* **WHAT IS NEEDED**: Retrieve every line of the data holding the word "закладки".

* **RECORDS SHOWN**:
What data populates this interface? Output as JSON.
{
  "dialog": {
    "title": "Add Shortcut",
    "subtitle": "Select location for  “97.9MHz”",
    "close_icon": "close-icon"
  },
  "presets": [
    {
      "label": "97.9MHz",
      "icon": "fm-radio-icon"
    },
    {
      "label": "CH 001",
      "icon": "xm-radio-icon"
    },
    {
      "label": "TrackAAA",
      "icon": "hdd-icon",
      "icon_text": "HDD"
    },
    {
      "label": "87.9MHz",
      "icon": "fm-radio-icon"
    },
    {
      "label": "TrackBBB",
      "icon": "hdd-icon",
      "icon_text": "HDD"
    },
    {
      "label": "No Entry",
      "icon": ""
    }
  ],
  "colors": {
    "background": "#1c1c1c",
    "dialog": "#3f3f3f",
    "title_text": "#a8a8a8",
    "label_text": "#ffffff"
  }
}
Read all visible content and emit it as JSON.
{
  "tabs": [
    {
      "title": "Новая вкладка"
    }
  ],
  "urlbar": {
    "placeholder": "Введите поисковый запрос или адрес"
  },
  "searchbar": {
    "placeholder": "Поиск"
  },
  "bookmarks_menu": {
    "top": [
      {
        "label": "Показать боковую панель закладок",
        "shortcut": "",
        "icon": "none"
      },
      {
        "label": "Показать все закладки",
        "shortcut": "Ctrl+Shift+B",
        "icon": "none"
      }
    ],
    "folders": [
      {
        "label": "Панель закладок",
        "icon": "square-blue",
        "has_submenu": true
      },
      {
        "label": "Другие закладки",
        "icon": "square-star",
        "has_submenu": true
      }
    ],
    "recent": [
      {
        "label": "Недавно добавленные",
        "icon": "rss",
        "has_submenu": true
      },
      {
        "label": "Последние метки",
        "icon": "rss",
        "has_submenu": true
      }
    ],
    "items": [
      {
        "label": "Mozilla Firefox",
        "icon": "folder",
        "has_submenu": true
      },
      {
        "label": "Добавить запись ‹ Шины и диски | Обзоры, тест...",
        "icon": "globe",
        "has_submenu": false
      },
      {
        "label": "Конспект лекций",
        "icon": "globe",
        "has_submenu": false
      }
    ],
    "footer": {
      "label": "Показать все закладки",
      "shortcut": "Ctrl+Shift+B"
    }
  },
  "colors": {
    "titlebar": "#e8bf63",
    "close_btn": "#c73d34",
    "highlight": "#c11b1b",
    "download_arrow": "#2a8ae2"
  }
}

* **YOUR SOLUTION**:
        "label": "Показать все закладки",
        "label": "Другие закладки",
      "label": "Показать все закладки",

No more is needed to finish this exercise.